▸ **Requirement**
Start at the top of the records below and copy them exactly to the end.

▸ **Exercise data**

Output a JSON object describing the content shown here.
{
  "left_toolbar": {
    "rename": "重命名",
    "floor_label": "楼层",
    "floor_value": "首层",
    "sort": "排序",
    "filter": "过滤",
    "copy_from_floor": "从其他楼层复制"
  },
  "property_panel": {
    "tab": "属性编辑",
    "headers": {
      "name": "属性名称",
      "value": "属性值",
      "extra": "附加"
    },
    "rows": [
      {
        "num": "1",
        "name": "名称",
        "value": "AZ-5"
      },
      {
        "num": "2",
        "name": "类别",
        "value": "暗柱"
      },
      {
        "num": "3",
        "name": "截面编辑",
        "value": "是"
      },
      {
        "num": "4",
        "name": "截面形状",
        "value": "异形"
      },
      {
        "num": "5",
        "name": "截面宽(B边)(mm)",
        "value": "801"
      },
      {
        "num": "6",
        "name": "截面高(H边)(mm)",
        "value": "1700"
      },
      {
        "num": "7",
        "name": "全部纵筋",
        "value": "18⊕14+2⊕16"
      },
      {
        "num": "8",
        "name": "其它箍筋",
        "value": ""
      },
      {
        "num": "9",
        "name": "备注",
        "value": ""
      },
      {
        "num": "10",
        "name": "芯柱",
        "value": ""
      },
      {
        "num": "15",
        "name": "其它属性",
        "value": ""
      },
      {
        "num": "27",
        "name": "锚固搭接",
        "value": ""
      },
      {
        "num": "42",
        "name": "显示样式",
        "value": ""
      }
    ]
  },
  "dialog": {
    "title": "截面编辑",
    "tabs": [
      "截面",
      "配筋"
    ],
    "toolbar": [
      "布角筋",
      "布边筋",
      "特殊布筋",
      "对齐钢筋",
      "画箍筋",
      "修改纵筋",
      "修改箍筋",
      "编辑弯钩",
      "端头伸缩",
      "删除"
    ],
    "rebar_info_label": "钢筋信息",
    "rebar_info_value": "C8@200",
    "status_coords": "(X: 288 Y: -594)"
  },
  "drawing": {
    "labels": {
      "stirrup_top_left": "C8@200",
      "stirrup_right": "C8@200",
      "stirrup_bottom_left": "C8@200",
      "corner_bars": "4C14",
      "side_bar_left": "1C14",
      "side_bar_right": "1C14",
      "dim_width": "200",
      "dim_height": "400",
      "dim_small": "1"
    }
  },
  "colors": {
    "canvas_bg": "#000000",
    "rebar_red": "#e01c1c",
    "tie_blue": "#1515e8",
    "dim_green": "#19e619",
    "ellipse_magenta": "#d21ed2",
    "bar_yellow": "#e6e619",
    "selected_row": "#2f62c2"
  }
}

▸ **Solution**
Output a JSON object describing the content shown here.
{
  "left_toolbar": {
    "rename": "重命名",
    "floor_label": "楼层",
    "floor_value": "首层",
    "sort": "排序",
    "filter": "过滤",
    "copy_from_floor": "从其他楼层复制"
  },
  "property_panel": {
    "tab": "属性编辑",
    "headers": {
      "name": "属性名称",
      "value": "属性值",
      "extra": "附加"
    },
    "rows": [
      {
        "num": "1",
        "name": "名称",
        "value": "AZ-5"
      },
      {
        "num": "2",
        "name": "类别",
        "value": "暗柱"
      },
      {
        "num": "3",
        "name": "截面编辑",
        "value": "是"
      },
      {
        "num": "4",
        "name": "截面形状",
        "value": "异形"
      },
      {
        "num": "5",
        "name": "截面宽(B边)(mm)",
        "value": "801"
      },
      {
        "num": "6",
        "name": "截面高(H边)(mm)",
        "value": "1700"
      },
      {
        "num": "7",
        "name": "全部纵筋",
        "value": "18⊕14+2⊕16"
      },
      {
        "num": "8",
        "name": "其它箍筋",
        "value": ""
      },
      {
        "num": "9",
        "name": "备注",
        "value": ""
      },
      {
        "num": "10",
        "name": "芯柱",
        "value": ""
      },
      {
        "num": "15",
        "name": "其它属性",
        "value": ""
      },
      {
        "num": "27",
        "name": "锚固搭接",
        "value": ""
      },
      {
        "num": "42",
        "name": "显示样式",
        "value": ""
      }
    ]
  },
  "dialog": {
    "title": "截面编辑",
    "tabs": [
      "截面",
      "配筋"
    ],
    "toolbar": [
      "布角筋",
      "布边筋",
      "特殊布筋",
      "对齐钢筋",
      "画箍筋",
      "修改纵筋",
      "修改箍筋",
      "编辑弯钩",
      "端头伸缩",
      "删除"
    ],
    "rebar_info_label": "钢筋信息",
    "rebar_info_value": "C8@200",
    "status_coords": "(X: 288 Y: -594)"
  },
  "drawing": {
    "labels": {
      "stirrup_top_left": "C8@200",
      "stirrup_right": "C8@200",
      "stirrup_bottom_left": "C8@200",
      "corner_bars": "4C14",
      "side_bar_left": "1C14",
      "side_bar_right": "1C14",
      "dim_width": "200",
      "dim_height": "400",
      "dim_small": "1"
    }
  },
  "colors": {
    "canvas_bg": "#000000",
    "rebar_red": "#e01c1c",
    "tie_blue": "#1515e8",
    "dim_green": "#19e619",
    "ellipse_magenta": "#d21ed2",
    "bar_yellow": "#e6e619",
    "selected_row": "#2f62c2"
  }
}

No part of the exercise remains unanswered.